In the USA, where I found longer term data, there is much higher dependence on oil, coal still is as important as natural gas and, as in the UK, although production from renewable sources is increasing, it is still only a small fraction of the total. I’ll return in a future post to energy use and its implications for economies and societies but first, why did I mention the canary?
Canaries were used in British coal mines from 1911 to 1987 as an early warning system. Carbon monoxide, methane and other toxic gases in the mine shaft would kill a canary before affecting the miners. Its signs of distress alerted the miners to escape. It occurred to me that our house was heated by coal when I was a kid and I liked that but I knew nothing about conditions in the mines.

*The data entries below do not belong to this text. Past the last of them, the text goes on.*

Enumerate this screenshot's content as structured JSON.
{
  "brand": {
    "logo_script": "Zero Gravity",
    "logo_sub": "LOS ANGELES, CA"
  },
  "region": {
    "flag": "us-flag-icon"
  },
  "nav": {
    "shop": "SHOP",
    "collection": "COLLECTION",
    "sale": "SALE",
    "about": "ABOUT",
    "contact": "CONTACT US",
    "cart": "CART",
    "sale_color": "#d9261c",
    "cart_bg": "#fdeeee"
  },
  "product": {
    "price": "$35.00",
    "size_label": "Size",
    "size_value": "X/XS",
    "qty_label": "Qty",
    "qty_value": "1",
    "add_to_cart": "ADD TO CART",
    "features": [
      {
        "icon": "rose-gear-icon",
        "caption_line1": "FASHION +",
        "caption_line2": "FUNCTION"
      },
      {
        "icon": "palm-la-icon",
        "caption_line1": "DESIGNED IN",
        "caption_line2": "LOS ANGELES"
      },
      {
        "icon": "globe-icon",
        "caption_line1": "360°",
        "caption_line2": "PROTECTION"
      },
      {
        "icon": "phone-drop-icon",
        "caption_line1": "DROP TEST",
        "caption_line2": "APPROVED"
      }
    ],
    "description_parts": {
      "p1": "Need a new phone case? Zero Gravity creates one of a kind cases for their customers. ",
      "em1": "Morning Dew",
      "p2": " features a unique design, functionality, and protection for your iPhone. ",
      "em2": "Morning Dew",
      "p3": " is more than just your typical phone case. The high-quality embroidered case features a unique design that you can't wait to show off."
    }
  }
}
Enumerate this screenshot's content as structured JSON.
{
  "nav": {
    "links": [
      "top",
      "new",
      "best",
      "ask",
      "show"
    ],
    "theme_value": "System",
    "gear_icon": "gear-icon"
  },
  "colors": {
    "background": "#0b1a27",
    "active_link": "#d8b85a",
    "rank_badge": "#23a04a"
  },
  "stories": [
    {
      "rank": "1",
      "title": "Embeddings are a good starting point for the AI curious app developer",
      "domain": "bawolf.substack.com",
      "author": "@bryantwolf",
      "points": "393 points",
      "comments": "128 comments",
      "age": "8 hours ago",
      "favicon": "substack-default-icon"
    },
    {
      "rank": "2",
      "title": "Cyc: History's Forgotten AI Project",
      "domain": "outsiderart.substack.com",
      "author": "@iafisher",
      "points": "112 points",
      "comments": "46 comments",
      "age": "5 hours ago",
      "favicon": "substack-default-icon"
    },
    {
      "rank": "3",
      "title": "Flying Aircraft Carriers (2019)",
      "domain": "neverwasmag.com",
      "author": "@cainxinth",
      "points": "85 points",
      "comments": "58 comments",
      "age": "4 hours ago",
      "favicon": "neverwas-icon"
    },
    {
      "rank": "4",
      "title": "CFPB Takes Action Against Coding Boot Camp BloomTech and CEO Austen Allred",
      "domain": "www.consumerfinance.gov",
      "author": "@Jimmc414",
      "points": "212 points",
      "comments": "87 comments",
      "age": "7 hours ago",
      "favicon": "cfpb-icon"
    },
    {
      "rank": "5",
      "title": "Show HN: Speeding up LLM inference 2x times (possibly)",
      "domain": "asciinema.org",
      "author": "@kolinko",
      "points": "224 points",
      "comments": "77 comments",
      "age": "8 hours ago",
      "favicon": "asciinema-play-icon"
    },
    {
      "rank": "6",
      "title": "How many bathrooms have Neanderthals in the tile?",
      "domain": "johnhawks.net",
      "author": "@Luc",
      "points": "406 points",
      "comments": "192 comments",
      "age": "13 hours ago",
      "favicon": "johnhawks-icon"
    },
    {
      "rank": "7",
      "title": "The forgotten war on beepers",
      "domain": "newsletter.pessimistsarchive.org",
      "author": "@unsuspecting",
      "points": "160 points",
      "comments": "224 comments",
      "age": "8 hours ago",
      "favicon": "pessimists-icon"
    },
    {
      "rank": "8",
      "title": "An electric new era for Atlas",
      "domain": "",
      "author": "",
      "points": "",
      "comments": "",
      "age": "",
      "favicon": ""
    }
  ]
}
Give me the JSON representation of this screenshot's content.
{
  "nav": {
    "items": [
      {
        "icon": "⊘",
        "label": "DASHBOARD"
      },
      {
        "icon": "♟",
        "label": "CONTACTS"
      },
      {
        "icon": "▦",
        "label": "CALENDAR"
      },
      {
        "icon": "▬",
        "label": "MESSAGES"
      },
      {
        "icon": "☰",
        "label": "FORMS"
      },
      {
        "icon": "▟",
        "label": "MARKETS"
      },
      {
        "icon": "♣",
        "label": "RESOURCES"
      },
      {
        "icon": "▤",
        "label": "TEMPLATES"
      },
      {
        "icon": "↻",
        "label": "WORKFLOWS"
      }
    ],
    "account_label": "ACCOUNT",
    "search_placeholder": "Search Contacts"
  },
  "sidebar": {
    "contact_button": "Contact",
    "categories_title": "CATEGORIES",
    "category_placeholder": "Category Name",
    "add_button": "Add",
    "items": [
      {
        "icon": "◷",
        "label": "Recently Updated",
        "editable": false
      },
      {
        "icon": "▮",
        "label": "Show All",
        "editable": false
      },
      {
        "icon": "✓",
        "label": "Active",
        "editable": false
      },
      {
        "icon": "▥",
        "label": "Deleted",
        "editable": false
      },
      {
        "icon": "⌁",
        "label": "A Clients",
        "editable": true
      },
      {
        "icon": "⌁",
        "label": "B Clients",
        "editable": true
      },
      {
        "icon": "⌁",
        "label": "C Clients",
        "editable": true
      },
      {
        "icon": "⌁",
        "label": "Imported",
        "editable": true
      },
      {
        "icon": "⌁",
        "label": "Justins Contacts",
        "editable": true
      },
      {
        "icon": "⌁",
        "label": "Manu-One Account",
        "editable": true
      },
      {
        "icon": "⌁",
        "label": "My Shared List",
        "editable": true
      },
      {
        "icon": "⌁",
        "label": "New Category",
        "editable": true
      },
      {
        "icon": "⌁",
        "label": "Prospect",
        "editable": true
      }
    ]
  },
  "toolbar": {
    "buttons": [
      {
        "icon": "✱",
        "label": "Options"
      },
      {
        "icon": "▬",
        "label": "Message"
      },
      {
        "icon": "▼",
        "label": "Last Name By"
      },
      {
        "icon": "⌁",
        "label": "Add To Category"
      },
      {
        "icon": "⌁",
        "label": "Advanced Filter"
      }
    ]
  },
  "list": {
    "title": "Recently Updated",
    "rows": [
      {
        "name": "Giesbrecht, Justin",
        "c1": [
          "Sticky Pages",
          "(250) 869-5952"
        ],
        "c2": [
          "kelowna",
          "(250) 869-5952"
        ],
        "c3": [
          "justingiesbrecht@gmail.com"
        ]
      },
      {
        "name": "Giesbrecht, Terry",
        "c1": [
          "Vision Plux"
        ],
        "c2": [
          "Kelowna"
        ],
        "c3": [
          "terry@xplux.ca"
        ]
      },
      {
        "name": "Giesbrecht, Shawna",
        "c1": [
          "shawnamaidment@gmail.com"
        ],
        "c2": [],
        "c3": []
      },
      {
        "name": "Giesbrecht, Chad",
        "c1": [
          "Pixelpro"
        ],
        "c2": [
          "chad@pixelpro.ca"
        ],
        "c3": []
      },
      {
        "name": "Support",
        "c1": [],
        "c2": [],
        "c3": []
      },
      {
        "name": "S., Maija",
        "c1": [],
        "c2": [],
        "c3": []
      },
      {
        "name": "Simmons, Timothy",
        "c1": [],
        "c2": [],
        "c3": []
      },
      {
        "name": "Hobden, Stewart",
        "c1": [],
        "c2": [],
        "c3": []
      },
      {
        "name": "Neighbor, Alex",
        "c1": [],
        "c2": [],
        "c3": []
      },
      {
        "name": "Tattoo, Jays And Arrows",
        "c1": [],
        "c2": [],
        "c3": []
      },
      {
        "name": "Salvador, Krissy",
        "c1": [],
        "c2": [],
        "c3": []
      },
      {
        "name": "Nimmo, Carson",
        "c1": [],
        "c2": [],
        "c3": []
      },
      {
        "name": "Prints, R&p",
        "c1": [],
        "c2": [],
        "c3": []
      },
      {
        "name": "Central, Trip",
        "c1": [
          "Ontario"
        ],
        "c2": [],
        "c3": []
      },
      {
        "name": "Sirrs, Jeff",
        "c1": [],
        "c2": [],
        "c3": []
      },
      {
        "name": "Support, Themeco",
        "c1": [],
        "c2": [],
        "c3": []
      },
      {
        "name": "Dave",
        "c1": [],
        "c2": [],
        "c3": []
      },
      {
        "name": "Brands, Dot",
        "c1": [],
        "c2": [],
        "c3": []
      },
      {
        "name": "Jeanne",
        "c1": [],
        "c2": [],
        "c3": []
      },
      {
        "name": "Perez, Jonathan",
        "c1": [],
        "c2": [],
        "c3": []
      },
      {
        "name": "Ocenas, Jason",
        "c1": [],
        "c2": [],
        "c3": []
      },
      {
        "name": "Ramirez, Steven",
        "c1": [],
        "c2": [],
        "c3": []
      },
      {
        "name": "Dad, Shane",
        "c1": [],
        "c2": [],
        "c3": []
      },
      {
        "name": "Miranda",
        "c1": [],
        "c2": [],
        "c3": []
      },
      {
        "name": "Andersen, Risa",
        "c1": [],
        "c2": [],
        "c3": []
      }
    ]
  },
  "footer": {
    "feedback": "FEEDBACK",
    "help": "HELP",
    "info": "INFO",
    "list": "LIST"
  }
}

Could there be mine-shafts in our economy now where great wealth is being extracted and toxicity is building up? I felt I should take a canary to investigate.
And why colly birds again? Because they and other birds in the song were rich folks’ food. The audience for and singers of the song were being promised those things. We tend to overlook toxic by-products of rich folks’ things because we like to imagine that we, too, could be rich. That makes us vulnerable to contemporary equivalents of the Monty Python pet store salesman who insisted the deceased Norwegian Blue parrot he sold was not dead but resting, pining for the fjords or momentarily stunned, or the 4th century Greek man complaining to a slave-merchant that his new slave died who was told: “When he was with me, he never did any such thing!” Those jokes work because we really are vulnerable to such nonsense.
We should always, but rarely do, consider incentives. To understand a business’ sales results, understand its sales folks’ comp plan. To understand a society, understand the basis of its economy. Resource-extracting endeavors like coal mining encourage owners to make their one-time harvest as fast and profitably as possible. Self-sustaining enterprises like Nepali hill farms that require terraces to be maintained for food this year also enable them to raise crops next year, and their descendants in future years. The different bases of the two economies drive short-term-only or short-and-long-term-optimizing behaviors.
Coal mining and subsistence farming are illustrations. I’m no romantic about village life. My sheep needed care every day; care in bad weather, intensive care in lambing season, care when I was sick, care that must be expert or they would die. It’s hard and stressful work that never ends and sheep die in disasters no matter what. There are much easier ways to support oneself. All I’m saying is we should notice negative side-effects of the way we live and consider if there are better ways.
So, in future posts I will take a canary down some jointly-owned, private-public mine-shafts that are disproportionately rewarding for their owners and harmful to others. Four that seem especially problematic are the:
- Miilitary-industrial mine-shaft that keeps us in a ruinously costly perpetual state of war
- Washington-Big Oil mine-shaft that keeps us in a military trap in the Middle East and keeps climate change off our agenda
- Washington-healthcare industry mineshaft, our largest at 17% of GDP, which costs us twice as much as in any other rich country and makes us the only one without universal healthcare
- Washington-Wall Street one that supplies almost every US Treasury secretary and paved the way for financial crisis, mega-bailouts and not a single prosecution of criminals.
I will also explore the economic and social impact of technology. The UK coal miners who improved their lives by increasing their relative power later lost their livelihood to new machines. New technologies like that can greatly increase capital returns by replacing human labor, which increases unemployment and pushes down wages. That cuts society’s ability to pay for the newly automated products and services, and everything else.
I will try to shed light on how governments can respond to:
- A great imbalance of power in part of the economy
- New technologies that will have disruptive economic and social impact.